Brooklyn Daily Eagle
Jack Sorock of Jack's Chedbred had been to Brooklyn Eats before which is why he knew that his recent diet stood no chance. That’s because the trade show is one of the hottest food shows, not only in Brooklyn, but around the country, featuring over 100 different local vendors peddling their delectable items to the public and the food industry.
“This is really the wrong time for a diet,” Sorock joked. “I think I'm going to put it on hold for a day or so. I was here last year and I've been dreaming about a few things I tried for a while and just had to come back.”
That wasn’t the only reason Sorock was back; Brooklyn Eats is a great place to meet buyers and to network with other local companies.
“I was here last year and it was probably a little too early for us back then,” Sorock said. “But I knew that we made a lot of good connections last year and we wanted to do more of that this year.”
Brooklyn Eats was established in 1997, but it previously focused on promoting restaurants.
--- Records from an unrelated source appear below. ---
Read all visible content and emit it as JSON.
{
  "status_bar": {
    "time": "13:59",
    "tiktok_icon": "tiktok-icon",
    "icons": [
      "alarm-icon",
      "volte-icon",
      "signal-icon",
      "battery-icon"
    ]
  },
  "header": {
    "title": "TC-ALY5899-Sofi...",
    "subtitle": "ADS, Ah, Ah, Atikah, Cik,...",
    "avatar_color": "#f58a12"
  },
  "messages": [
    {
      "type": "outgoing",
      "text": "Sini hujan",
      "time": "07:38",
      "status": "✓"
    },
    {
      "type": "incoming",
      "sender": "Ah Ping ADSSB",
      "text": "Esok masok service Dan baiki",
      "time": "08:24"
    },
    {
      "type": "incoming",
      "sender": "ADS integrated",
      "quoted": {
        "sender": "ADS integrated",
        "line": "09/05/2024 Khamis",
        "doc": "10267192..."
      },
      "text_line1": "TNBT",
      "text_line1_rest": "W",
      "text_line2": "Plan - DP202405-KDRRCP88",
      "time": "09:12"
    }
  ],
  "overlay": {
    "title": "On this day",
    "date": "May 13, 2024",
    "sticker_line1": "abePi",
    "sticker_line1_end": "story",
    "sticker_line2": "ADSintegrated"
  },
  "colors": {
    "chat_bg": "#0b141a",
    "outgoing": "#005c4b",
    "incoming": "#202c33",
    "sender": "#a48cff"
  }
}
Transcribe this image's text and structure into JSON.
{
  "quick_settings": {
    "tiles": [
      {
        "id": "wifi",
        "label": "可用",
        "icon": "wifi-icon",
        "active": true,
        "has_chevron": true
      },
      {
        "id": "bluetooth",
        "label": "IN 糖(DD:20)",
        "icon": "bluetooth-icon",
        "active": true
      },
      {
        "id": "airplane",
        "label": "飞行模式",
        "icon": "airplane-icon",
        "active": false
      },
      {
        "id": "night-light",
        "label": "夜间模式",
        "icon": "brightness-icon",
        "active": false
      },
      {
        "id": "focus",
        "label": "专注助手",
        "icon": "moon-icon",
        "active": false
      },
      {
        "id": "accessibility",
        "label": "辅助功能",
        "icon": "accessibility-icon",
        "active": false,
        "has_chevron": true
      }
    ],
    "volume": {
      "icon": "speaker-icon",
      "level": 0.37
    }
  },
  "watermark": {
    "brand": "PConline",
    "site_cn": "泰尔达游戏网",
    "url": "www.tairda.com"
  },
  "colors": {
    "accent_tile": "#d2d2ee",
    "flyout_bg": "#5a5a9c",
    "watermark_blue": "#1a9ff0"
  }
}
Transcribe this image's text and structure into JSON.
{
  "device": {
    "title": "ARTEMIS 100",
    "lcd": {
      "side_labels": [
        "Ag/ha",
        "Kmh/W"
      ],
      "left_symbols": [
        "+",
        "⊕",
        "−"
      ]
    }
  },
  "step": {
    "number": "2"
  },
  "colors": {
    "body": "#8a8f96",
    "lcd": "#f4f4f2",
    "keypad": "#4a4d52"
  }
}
Last year it switched to become a food manufacturing trade show and opened to the public for the first time. It was such a huge success for vendors and foodies looking to try new stuff that the format was kept for this year.
“It is the one show that brings makers and buyers together for business while allowing the public to experience the foods and beverages that are on the forefront of Brooklyn’s food scene,” said Carlo Scissura, president of the Brooklyn Chamber of Commerce.
There is a good mix of companies that are just starting out, like Dona Chai, and older businesses including a few of Brooklyn’s staples, such as Villabate Alba from Bensonhurst and Gillies Coffee Company from Gowanus.
“We're a new company, we just launched in March, so we came to get our brand out there,” said Amy Rothstein, of Dona Chai. “It's great. It's been really good. We have met a few really excited potential customers and it's fun seeing other businesses. We've already made a few friends with the vendors.”
“We want to get ourselves out there more,” said Annmarie Gambino, from Villabate Alba. “We're in Bensonhurst and we are trying to branch out. Sometimes people tend to overlook Bensonhurst these days so we want to let the rest of the borough know who we are.”
The Chamber of Commerce announced a new program in conjunction with the event — a “Brooklyn Made” certification. The program is meant to promote locally manufactured goods that are actually produced in Brooklyn rather than other so-called “local” products that are actually created outside of the borough.
“It’s wonderful that Brooklyn has been recognized as such a leader in innovation and creativity,” said Denise Arbesu, the Chamber of Commerce board chair. “No doubt, the entire Brooklyn brand has become hot and desirable. The Brooklyn Made label is a great way for our consumers to identify products that are actually made here and for all of Brooklyn to be proud of what we are producing.”